Union employees and supporters gathered in front of the Alaska State Capitol to let the Dunleavy administration and Legislature know they oppose the proposed cuts to the operating budget that would eliminate hundreds of jobs. Many state workers belong to unions.
“2-4-6-8, We need to save our state,” the group of about 150 people chanted at noon.
The ferry system is facing a $97 million cut that could eliminate 253 union jobs, prompting the Inland Boatman’s Union to participate in the rally too. Most union members that were approached were apprehensive to speak to the Empire, and others would only do so off-record.
But they made their voices heard heard with their signs in front of the Capitol. Conan Leegard, an IBU member who stands 6-foot, 11-inches tall, held a sign that read, “Stand Tall for Ferries.” Another IBU member carried a sign that read,”Alaskans for the Ferries, Ferries for Alaskans.”
IBU member Robb Arnold, who has worked for the ferry system sincce 2006, said he has never seen better turnout from the local IBU members.
“I was very impressed by the turnout,” Arnold said. “The Inland Boatman’s Union really cares. People are seeing the importance of what it means to the the community.”
“We want to work with the governor. It’s one of our main messages,” Arnold added.
“We’re in a fight for Alaska’s future,” Kiehl told the crowd from the steps of the Capitol. “So if we want healthy families, and a prosperous economy, the kind of Alaska where want to live, or want to raise our kids or we want grandkids to do well, we can’t afford this budget!”
Kiehl reminded the crowd the budget proposal is not set in stone.
“Here’s the beautiful thing when they founded the American Republic, 2oo and some-odd years ago. They’d read about tyrants,” Kiehl said. “They know you don’t put all the power in any one person, or their out-of-state budget director. This proposal is just that. It’s a proposal. Now we get to work, your elected leaders.”
Kiehl encouraged the crowd to call their representatives and senators and make their voices heard.
“Let your elected leaders know, Alaskans can’t afford the Dunleavy budget,” Kiehl said.
Laura Mulgrew, who is president of the Juneau Education Association and member of the National Education Association, spoke too, saying this is an attack on education. Dunleavy’s budget proposal would cut more than $300 million from the state’s education budget, which is about a quarter of the education budget. The Base Student Allocation would be lowered from about $5,930 per student to $4,800 per student. The Juneau School District alone would lose more than $13 million, which would result in a cutting more than 100 teachers and staff.
“The price of a barrel of oil is no way to determine the worth of our students,” Mulgrew told the crowd.
Alaska State Employees Association Local 52 President Dawn Burdick, said she was concerned for the budget.
“I’m here to encourage our legislators to support working families, fund contracts, and support our state workers,” Burdick said.
Alaska AFL-CIO President Vince Beltrami, was not at the rally but issued a written statement Tuesday.

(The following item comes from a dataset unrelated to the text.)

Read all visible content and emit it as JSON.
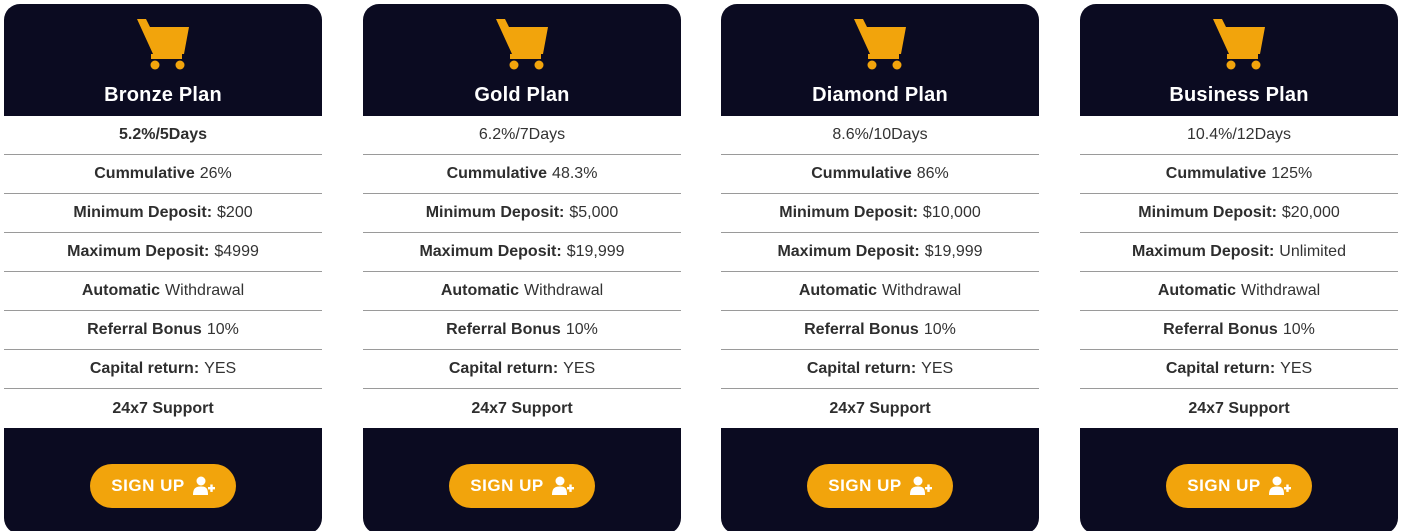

”We built Alaska. We love Alaska. We educate Alaskans. We protect Alaska. And now we are going to have to step up and protect her from this attack on our state and our values. Alaskans, regardless of party want the same things: good schools, safe communities, a high quality of life and a safe place to raise our kids. This budget fails in every respect,” Beltrami said.
• Contact reporter Kevin Baird at 523-2258 or email@example.com.